Most Australians are worried about outliving their retirement savings, with pre-retirees the most concerned. But there are some simple steps you can take to help you worry less and sleep a little better.
We all have expectations about what our retirement will look like in terms of lifestyle, but how does retirement actually pan out for those living in retirement?
If $50,000 a year sounds like your kind of retirement, the next step is to work out how much super you will need to fund it.
According to the ASFA Retirement Standard, a couple can live a ‘comfortable lifestyle’ with a retirement balance of $640,000 while singles can enjoy the same with $545,000. But these are guidelines only.
A million dollars is often talked about as the gold standard of retirement savings, but it is a suspiciously round number. Depending on your personal circumstances, you might live well on much less, say $750,000, especially if you are not a big traveller or you intend to continue working well into your 70s.
A million dollars is often bandied about as the gold standard of retirement savings. It certainly sounds like a lot of money, but is it enough to retire on not just comfortably but in style?
Since 1 July 2017 there has been a $1.6 million limit on the amount you can transfer into a super account in pension phase. The question is, is this an arbitrary figure dreamed up by bureaucrats or is it enough for a dream retirement?
A million dollars is often cited as the gold standard of retirement savings. It certainly sounds like a lot of money, but it may not provide the income you require if you are a couple or if one of you has high healthcare needs.
How much will $3.2m in super generate in retirement income for a couple across 25, 30 or 25 years?
If $40,000 a year sounds like your kind of retirement, the next step is to work out how much super you will need to fund it.
If $60,000 a year sounds like your kind of retirement, the next step is to work out how much super you will need to fund it.
So, you’ve done some preliminary sums and think you will need around $80,000 a year to live well in retirement. The ASFA Retirement standard suggests couples can enjoy a ‘comfortable lifestyle’ on around $60,000 a year and singles on about $43,000 a year. By this yardstick, $80,000 a year should support a more than comfortable retirement.

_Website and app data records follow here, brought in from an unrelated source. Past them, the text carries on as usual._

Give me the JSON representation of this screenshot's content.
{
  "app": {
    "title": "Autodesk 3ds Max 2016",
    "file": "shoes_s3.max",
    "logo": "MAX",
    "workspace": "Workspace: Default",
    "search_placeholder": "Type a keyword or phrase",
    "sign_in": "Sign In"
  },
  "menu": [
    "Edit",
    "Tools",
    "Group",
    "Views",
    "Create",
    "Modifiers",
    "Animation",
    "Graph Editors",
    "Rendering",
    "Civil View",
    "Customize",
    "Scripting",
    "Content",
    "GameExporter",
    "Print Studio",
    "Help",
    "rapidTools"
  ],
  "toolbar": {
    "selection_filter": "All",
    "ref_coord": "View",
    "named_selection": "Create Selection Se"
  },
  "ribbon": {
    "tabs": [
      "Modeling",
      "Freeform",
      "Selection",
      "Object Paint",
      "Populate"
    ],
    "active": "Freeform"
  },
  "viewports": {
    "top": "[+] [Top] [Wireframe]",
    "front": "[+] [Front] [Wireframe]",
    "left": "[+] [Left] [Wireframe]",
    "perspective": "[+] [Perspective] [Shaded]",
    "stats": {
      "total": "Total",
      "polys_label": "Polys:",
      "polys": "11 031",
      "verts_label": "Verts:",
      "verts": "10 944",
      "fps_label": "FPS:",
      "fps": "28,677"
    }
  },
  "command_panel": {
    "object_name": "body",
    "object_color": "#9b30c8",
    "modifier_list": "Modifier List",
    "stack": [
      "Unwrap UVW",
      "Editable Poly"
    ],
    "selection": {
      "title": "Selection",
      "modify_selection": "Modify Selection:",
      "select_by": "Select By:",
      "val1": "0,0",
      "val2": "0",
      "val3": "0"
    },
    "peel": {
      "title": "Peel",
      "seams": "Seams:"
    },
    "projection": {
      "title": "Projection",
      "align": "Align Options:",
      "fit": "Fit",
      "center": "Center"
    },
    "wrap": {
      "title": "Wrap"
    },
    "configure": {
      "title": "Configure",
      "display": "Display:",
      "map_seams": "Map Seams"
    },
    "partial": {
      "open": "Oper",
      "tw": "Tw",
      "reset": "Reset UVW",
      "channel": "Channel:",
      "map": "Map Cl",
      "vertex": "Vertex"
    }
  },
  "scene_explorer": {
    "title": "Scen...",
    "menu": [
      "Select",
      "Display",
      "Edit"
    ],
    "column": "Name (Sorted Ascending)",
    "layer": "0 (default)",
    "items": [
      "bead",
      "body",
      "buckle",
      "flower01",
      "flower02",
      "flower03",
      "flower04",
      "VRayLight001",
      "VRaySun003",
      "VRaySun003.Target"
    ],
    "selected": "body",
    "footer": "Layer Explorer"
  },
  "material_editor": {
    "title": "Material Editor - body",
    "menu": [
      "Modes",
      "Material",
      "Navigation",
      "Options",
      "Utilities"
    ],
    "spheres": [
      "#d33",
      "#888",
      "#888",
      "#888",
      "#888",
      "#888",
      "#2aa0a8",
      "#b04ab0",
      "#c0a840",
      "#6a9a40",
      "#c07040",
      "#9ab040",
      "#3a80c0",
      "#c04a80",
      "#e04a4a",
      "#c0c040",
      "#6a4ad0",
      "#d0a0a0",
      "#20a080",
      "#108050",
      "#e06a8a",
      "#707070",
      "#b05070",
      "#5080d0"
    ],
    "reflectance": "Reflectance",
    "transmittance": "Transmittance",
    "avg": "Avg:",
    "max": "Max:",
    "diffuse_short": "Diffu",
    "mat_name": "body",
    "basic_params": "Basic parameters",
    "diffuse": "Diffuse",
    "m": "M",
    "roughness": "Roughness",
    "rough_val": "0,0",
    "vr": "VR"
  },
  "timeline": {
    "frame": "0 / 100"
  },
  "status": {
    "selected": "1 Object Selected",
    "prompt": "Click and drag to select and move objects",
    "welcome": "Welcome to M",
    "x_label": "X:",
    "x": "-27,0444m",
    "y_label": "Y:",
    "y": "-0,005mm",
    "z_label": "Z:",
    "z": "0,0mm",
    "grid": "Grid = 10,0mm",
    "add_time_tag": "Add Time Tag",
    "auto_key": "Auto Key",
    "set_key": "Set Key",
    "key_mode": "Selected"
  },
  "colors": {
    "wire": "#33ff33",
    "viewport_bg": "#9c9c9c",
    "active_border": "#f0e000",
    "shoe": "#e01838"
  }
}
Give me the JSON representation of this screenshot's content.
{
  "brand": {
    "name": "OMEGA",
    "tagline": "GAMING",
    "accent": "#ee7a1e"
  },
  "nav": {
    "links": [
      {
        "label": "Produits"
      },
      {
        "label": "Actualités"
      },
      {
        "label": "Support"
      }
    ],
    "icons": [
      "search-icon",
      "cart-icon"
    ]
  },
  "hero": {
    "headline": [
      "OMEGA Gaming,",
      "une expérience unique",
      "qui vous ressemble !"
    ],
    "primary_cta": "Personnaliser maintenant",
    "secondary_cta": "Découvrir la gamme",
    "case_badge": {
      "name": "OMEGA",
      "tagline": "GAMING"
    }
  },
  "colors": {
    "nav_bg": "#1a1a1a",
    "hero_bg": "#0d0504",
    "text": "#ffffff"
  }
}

The widely-reported ASFA Retirement standard suggests couples can enjoy a ‘comfortable lifestyle’ on just over $60,000 a year while singles can do the same on around $43,000. If that sounds less than comfortable to you, perhaps an income of $100,000 a year is closer to the mark.